Natural News

Natural News

Harperella: An Endangered Wetland Plant

Arkansas Natural Heritage Commission - Wednesday, November 14, 2018
by Brent Baker

Wetlands can support a variety of plants, and accommodate a number of rare plants as well. Almost 20 percent of the plants considered to be of state conservation concern in Arkansas are wetland species, and another significant percentage occurs in both wetland and upland habitats. These wetland plants are rare for a variety of reasons. Some depend on specific types of wetlands, which are themselves rare (e.g., seeps, wet prairies). Others have declined due to wetland degradation (e.g., pollution, sedimentation) or habitat loss (e.g., conversion of wetlands to agricultural land, urban development, etc.).

Of the vascular plants considered to be of state conservation concern, five are listed as threatened or endangered under the federal Endangered Species Act (ESA). Of those five, two are considered wetland plants: pondberry (Lindera melissifolia) and harperella (Ptilimnium nodosum). Pondberry, an endangered shrub in the laurel (Lauraceae) family, has been discussed on several occasions here in Natural News. This article takes a closer look at the state’s other endangered wetland plant, harperella.

Photo at left — Harperella and the common associate species water-willow (Justicia americana), growing in a rocky stream channel in the Ouachita Mountains. Photo by Brent Baker.

Harperella, also referred to as piedmont mock bishopweed, is an annual or perhaps short-lived perennial, herbaceous (non-woody) plant in the carrot family (Apiaceae). It is known from nine states across the Southeast, primarily from Alabama to West Virginia and Maryland, but also from west-central Arkansas and extreme southeastern Oklahoma. It is considered rare throughout its range. Image below shows the known county distribution of harperella (light green). Image courtesy of the Biota of North America Project (BONAP.org).


Harperella is a relatively dainty plant ranging in height from a few inches to a couple of feet tall, with umbels of tiny white flowers in late summer. An umbel is a cluster of flowers in which the flower stems (pedicels) originate from the same central location. Harperella plants, usually found growing together in small to large groups, have a faint dill-like scent. One of the most distinguishing characters of harperella is its hollow, yet septate (cross-partitioned), quill-like leaves which are actually reduced leaf stalks of ancestral compound leaves (“rachis-leaves”). Because of this and a few other morphological and chromosomal characteristics, harperella is sometimes treated in the separate genus Harperella (from which the common name is derived), distinct from the rest of the mock bishopweeds in the genus Ptilimnium, which have compound leaves.
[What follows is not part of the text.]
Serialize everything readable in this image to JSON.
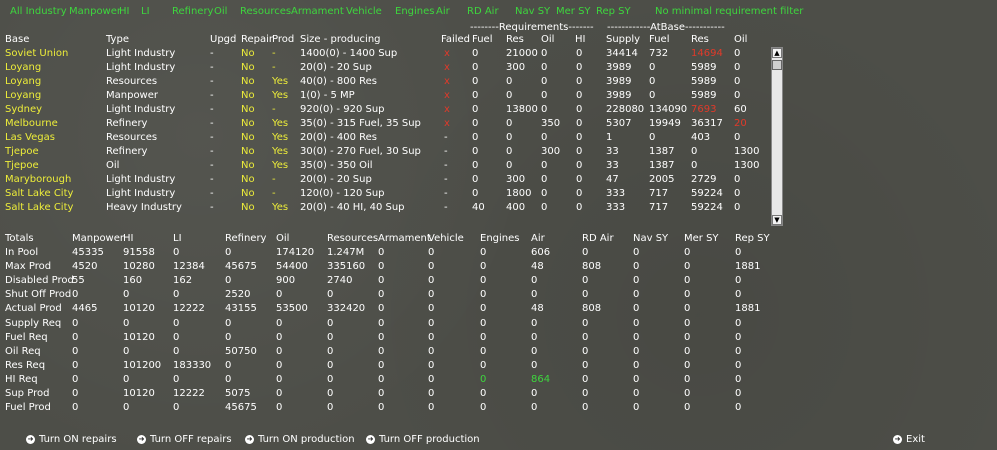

Photo above left — Shown are Harperella's (Ptilimnium nodosum) white flowers and quill-like "rachis-leaves." Photo by Brent Baker.


Harperella is adapted to a narrow range of water depths. It does not tolerate prolonged deep water or excessive dryness; thus, it is vulnerable to drastic changes in natural hydrologic regimes (characteristics and seasonal changes of water bodies). However, it is tolerant of moderate, periodic flooding which allows it to occupy a niche that many other plants cannot tolerate, reducing competition.

Photo at left — Rocky shoal harperella habitat along upland stream in the Ouachita Mountains. Harperella is usually found growing with water-willow (Justicia americana) and sticky hedge-hyssop (Gratiola brevifolia), both also present in this photo. Photo by Brent Baker.

Other threats to harperella’s survival and factors in its listing as an endangered plant include siltation and erosion, declining water quality, disturbance and trampling, and competition from invasive species. Deposition of excess silt from upstream erosion can smother plants, while local erosion can excavate the sediment in which the plants were rooted. Changes in physical (e.g., increased temperature) or chemical (e.g., change in pH) characteristics of water due to environmental and/or watershed changes may have detrimental effects on plants. Trampling of harperella by livestock or disturbance from vehicle and ATV crossings through its habitat can also reduce population numbers. Competition from invasive plant species, such as marsh dewflower (Murdannia keisak), is also a threat to harperella.

Photo at right — Harperella grows in sandy and silty sediment between cobble and gravel in stream channel. Photo by Brent Baker.

ANHC botanists periodically monitor known harperella populations in Arkansas to track population trends and work with other state and federal agencies to protect them. Botanists also search for potentially undocumented populations that might be targets for further protection. Although all known harperella populations currently occupy only two river systems within the Fourche Mountains, seemingly suitable habitat also exists within streams and rivers elsewhere in the Ouachita Mountains as well as in the Arkansas Valley and Boston Mountains. Some of this work is supported through grants from the Cooperative Endangered Species Conservation Fund established under the ESA and administered by the U.S. Fish and Wildlife Service.

Photo at left — Harperella can grow out of cracks in bedrock outcrops in stream channels. The wider leaf plant is water-willow (Justicia americana), commonly found growing with harperella. Photo by Brent Baker.



Recent Posts


Tags


Archive